[DATASET RECORDS Boundary: Start]
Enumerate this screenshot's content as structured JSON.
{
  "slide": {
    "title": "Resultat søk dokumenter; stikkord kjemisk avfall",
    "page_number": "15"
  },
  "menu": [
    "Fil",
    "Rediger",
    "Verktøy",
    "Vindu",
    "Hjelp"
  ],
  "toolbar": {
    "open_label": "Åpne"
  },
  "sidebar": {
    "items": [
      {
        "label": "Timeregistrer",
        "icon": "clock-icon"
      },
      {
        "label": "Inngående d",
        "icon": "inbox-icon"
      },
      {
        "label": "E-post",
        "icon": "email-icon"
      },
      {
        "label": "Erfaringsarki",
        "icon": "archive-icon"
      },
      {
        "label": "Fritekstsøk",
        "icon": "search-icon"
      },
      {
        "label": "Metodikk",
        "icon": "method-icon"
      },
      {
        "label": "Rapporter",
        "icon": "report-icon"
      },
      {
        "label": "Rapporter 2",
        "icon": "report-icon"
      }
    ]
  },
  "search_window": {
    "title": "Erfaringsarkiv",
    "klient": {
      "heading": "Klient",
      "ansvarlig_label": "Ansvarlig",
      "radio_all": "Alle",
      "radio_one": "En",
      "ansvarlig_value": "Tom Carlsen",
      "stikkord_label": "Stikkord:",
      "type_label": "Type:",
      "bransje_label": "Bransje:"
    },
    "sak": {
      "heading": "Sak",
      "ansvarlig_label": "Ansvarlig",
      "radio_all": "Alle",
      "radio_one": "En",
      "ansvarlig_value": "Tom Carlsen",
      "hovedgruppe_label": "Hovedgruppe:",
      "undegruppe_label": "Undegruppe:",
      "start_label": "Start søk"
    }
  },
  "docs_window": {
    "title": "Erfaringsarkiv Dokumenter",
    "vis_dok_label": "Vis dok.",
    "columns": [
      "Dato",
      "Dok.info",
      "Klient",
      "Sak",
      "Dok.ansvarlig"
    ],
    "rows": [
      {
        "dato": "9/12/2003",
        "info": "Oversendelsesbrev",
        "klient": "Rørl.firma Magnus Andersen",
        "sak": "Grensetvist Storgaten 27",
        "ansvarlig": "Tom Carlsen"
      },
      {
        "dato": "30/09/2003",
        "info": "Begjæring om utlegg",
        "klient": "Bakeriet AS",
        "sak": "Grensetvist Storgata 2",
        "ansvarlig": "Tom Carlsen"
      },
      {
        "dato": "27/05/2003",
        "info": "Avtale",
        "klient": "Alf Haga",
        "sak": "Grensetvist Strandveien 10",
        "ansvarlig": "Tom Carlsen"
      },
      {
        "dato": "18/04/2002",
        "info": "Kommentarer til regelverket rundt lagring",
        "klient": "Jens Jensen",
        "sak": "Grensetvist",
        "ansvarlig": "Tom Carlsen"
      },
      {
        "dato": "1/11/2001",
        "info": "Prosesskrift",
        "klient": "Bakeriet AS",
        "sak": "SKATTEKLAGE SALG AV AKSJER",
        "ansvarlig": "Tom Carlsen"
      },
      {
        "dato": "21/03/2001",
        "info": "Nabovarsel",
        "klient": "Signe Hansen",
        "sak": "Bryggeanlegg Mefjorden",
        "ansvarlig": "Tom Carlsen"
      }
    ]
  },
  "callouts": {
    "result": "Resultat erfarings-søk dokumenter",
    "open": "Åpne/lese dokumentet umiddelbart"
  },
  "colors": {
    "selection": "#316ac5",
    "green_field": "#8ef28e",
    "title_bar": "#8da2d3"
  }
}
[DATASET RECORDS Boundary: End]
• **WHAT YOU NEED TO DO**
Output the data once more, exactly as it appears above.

• **REPLY**
Enumerate this screenshot's content as structured JSON.
{
  "slide": {
    "title": "Resultat søk dokumenter; stikkord kjemisk avfall",
    "page_number": "15"
  },
  "menu": [
    "Fil",
    "Rediger",
    "Verktøy",
    "Vindu",
    "Hjelp"
  ],
  "toolbar": {
    "open_label": "Åpne"
  },
  "sidebar": {
    "items": [
      {
        "label": "Timeregistrer",
        "icon": "clock-icon"
      },
      {
        "label": "Inngående d",
        "icon": "inbox-icon"
      },
      {
        "label": "E-post",
        "icon": "email-icon"
      },
      {
        "label": "Erfaringsarki",
        "icon": "archive-icon"
      },
      {
        "label": "Fritekstsøk",
        "icon": "search-icon"
      },
      {
        "label": "Metodikk",
        "icon": "method-icon"
      },
      {
        "label": "Rapporter",
        "icon": "report-icon"
      },
      {
        "label": "Rapporter 2",
        "icon": "report-icon"
      }
    ]
  },
  "search_window": {
    "title": "Erfaringsarkiv",
    "klient": {
      "heading": "Klient",
      "ansvarlig_label": "Ansvarlig",
      "radio_all": "Alle",
      "radio_one": "En",
      "ansvarlig_value": "Tom Carlsen",
      "stikkord_label": "Stikkord:",
      "type_label": "Type:",
      "bransje_label": "Bransje:"
    },
    "sak": {
      "heading": "Sak",
      "ansvarlig_label": "Ansvarlig",
      "radio_all": "Alle",
      "radio_one": "En",
      "ansvarlig_value": "Tom Carlsen",
      "hovedgruppe_label": "Hovedgruppe:",
      "undegruppe_label": "Undegruppe:",
      "start_label": "Start søk"
    }
  },
  "docs_window": {
    "title": "Erfaringsarkiv Dokumenter",
    "vis_dok_label": "Vis dok.",
    "columns": [
      "Dato",
      "Dok.info",
      "Klient",
      "Sak",
      "Dok.ansvarlig"
    ],
    "rows": [
      {
        "dato": "9/12/2003",
        "info": "Oversendelsesbrev",
        "klient": "Rørl.firma Magnus Andersen",
        "sak": "Grensetvist Storgaten 27",
        "ansvarlig": "Tom Carlsen"
      },
      {
        "dato": "30/09/2003",
        "info": "Begjæring om utlegg",
        "klient": "Bakeriet AS",
        "sak": "Grensetvist Storgata 2",
        "ansvarlig": "Tom Carlsen"
      },
      {
        "dato": "27/05/2003",
        "info": "Avtale",
        "klient": "Alf Haga",
        "sak": "Grensetvist Strandveien 10",
        "ansvarlig": "Tom Carlsen"
      },
      {
        "dato": "18/04/2002",
        "info": "Kommentarer til regelverket rundt lagring",
        "klient": "Jens Jensen",
        "sak": "Grensetvist",
        "ansvarlig": "Tom Carlsen"
      },
      {
        "dato": "1/11/2001",
        "info": "Prosesskrift",
        "klient": "Bakeriet AS",
        "sak": "SKATTEKLAGE SALG AV AKSJER",
        "ansvarlig": "Tom Carlsen"
      },
      {
        "dato": "21/03/2001",
        "info": "Nabovarsel",
        "klient": "Signe Hansen",
        "sak": "Bryggeanlegg Mefjorden",
        "ansvarlig": "Tom Carlsen"
      }
    ]
  },
  "callouts": {
    "result": "Resultat erfarings-søk dokumenter",
    "open": "Åpne/lese dokumentet umiddelbart"
  },
  "colors": {
    "selection": "#316ac5",
    "green_field": "#8ef28e",
    "title_bar": "#8da2d3"
  }
}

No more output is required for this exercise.